- ensure the risks taken by QBE are commensurate with required returns;
- allocate capital to operating entities for planning and performance monitoring purposes; and
- analyse alternative reinsurance options and regulatory and rating agency submissions.
Investment, market, credit and liquidity risk
QBE actively manages its exposures to investment, market and credit risks that arise inherently from the management of a global insurance operation, including risks generated through:
- the management of a global investment portfolio;
- regular insurance activities and exposure to reinsurance counterparties; and
- global treasury operations, including exposures to foreign exchange movements, collateral management and bank counterparty risks.
Risks to earnings due to material market movements, risk concentrations and changes to credit quality are identified, measured and controlled. These are subject to risk management frameworks and oversight within defined Board-approved risk appetites that are monitored through limits structures and specific delegated authorities.
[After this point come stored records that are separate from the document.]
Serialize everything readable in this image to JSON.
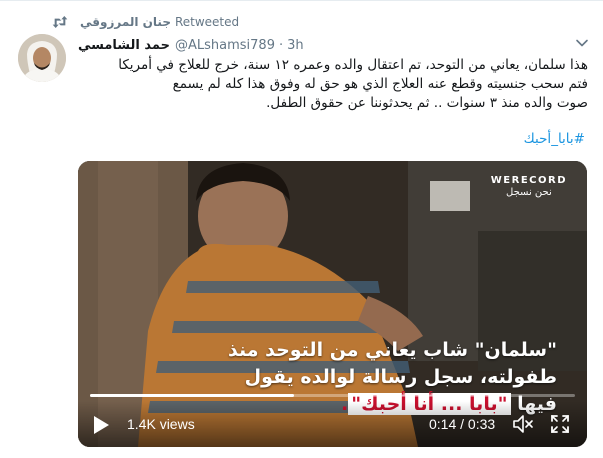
{
  "retweet": {
    "user": "جنان المرزوقي",
    "label": "Retweeted"
  },
  "tweet": {
    "display_name": "حمد الشامسي",
    "handle": "@ALshamsi789",
    "separator": "·",
    "time": "3h",
    "text_lines": [
      "هذا سلمان، يعاني من التوحد، تم اعتقال والده وعمره ١٢ سنة، خرج للعلاج في أمريكا",
      "فتم سحب جنسيته وقطع عنه العلاج الذي هو حق له وفوق هذا كله  لم يسمع",
      "صوت والده منذ ٣ سنوات .. ثم يحدثوننا عن حقوق الطفل."
    ],
    "hashtag": "#بابا_أحبك"
  },
  "video": {
    "brand_line1": "WERECORD",
    "brand_line2": "نحن نسجل",
    "caption_line1": "\"سلمان\" شاب يعاني من التوحد منذ",
    "caption_line2": "طفولته، سجل رسالة لوالده يقول",
    "caption_line3_prefix": "فيها",
    "caption_line3_highlight": "\"بابا ... أنا أحبك\"",
    "caption_line3_suffix": ".",
    "views": "1.4K views",
    "time": "0:14 / 0:33",
    "progress": 0.42
  },
  "icons": {
    "retweet": "retweet-icon",
    "chevron": "chevron-down-icon",
    "play": "play-icon",
    "volume": "volume-icon",
    "fullscreen": "fullscreen-icon"
  },
  "colors": {
    "link": "#1b95e0",
    "secondary_text": "#657786",
    "caption_red": "#c8102e"
  }
}
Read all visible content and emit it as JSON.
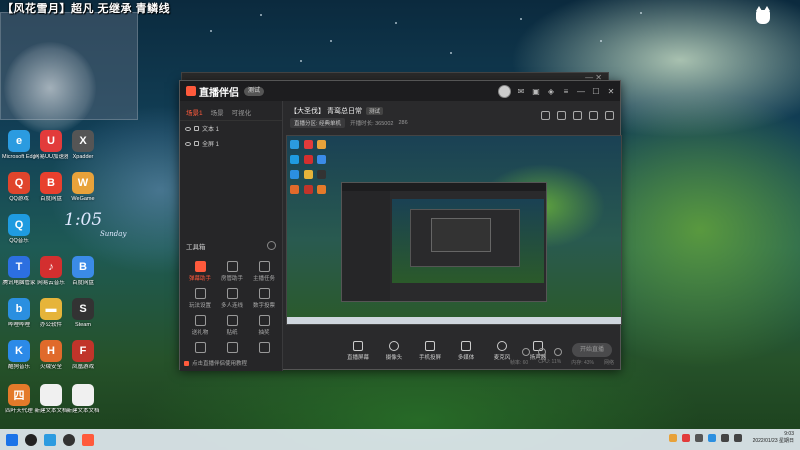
{
  "stream_title": "【风花雪月】超凡 无继承 青鳞线",
  "desktop": {
    "icons": [
      {
        "label": "Microsoft Edge",
        "color": "#2b9be0",
        "glyph": "e"
      },
      {
        "label": "网易UU加速器",
        "color": "#e23b3b",
        "glyph": "U"
      },
      {
        "label": "Xpadder",
        "color": "#555",
        "glyph": "X"
      },
      {
        "label": "QQ游戏",
        "color": "#e0452c",
        "glyph": "Q"
      },
      {
        "label": "百度网盘",
        "color": "#e8402e",
        "glyph": "B"
      },
      {
        "label": "WeGame",
        "color": "#e8a23a",
        "glyph": "W"
      },
      {
        "label": "QQ音乐",
        "color": "#1f9be0",
        "glyph": "Q"
      },
      {
        "label": "腾讯电脑管家",
        "color": "#2c6fe0",
        "glyph": "T"
      },
      {
        "label": "网易云音乐",
        "color": "#d32f2f",
        "glyph": "♪"
      },
      {
        "label": "百度网盘",
        "color": "#3b8be8",
        "glyph": "B"
      },
      {
        "label": "哔哩哔哩",
        "color": "#2b8fe0",
        "glyph": "b"
      },
      {
        "label": "办公软件",
        "color": "#e6b43a",
        "glyph": "▬"
      },
      {
        "label": "Steam",
        "color": "#333",
        "glyph": "S"
      },
      {
        "label": "酷狗音乐",
        "color": "#2c8ae8",
        "glyph": "K"
      },
      {
        "label": "火绒安全",
        "color": "#e06a2b",
        "glyph": "H"
      },
      {
        "label": "凤凰游戏",
        "color": "#c1342a",
        "glyph": "F"
      },
      {
        "label": "四叶天代理",
        "color": "#e47a2a",
        "glyph": "四"
      },
      {
        "label": "新建文本文档",
        "color": "#f0f0f0",
        "glyph": ""
      },
      {
        "label": "新建文本文档",
        "color": "#f0f0f0",
        "glyph": ""
      }
    ],
    "clock_widget": {
      "time": "1:05",
      "day": "Sunday"
    }
  },
  "app": {
    "name": "直播伴侣",
    "version": "测试",
    "scene_tabs": [
      "场景1",
      "场景",
      "可视化"
    ],
    "layers": [
      "文本 1",
      "全屏 1"
    ],
    "tools_title": "工具箱",
    "tools": [
      {
        "label": "弹幕助手",
        "hot": true
      },
      {
        "label": "房管助手",
        "hot": false
      },
      {
        "label": "主播任务",
        "hot": false
      },
      {
        "label": "玩法设置",
        "hot": false
      },
      {
        "label": "多人连线",
        "hot": false
      },
      {
        "label": "数字投票",
        "hot": false
      },
      {
        "label": "送礼物",
        "hot": false
      },
      {
        "label": "贴纸",
        "hot": false
      },
      {
        "label": "抽奖",
        "hot": false
      },
      {
        "label": "",
        "hot": false
      },
      {
        "label": "",
        "hot": false
      },
      {
        "label": "",
        "hot": false
      }
    ],
    "left_footer": "点击直播伴侣使用教程",
    "room_title": "【大圣伐】 青鸾总日常",
    "room_badge": "测试",
    "room_sub": [
      "直播分区: 经典单机",
      "开播时长: 365002",
      "286"
    ],
    "bottom_tools": [
      {
        "label": "直播屏幕"
      },
      {
        "label": "摄像头"
      },
      {
        "label": "手机投屏"
      },
      {
        "label": "多媒体"
      },
      {
        "label": "麦克风"
      },
      {
        "label": "扬声器"
      }
    ],
    "start_live": "开始直播",
    "status": [
      "帧率: 60",
      "CPU: 11%",
      "内存: 43%",
      "网络"
    ]
  },
  "taskbar": {
    "time": "9:03",
    "date": "2022/01/23 星期日"
  }
}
QBE’s liquidity risk framework is designed to ensure that QBE has sufficient high-quality liquid assets at all times, including at times of severe stress, to meet our liabilities as they fall due. Liquidity risk is monitored against specified limits within the Board-approved risk appetite and supporting processes ensure that contingency plans are in place to address crisis situations.
As a global insurance group, QBE is subject to oversight by approximately 30 prudential regulatory regimes around the world, as well as extensive legal and regulatory requirements and obligations, industry codes and business and ethical standards across its business activities. To manage the regulatory and compliance risk we face as a global organisation, we combine local expertise with a globally consistent compliance framework. We continue to monitor regulatory developments in each of the markets the Group operates in.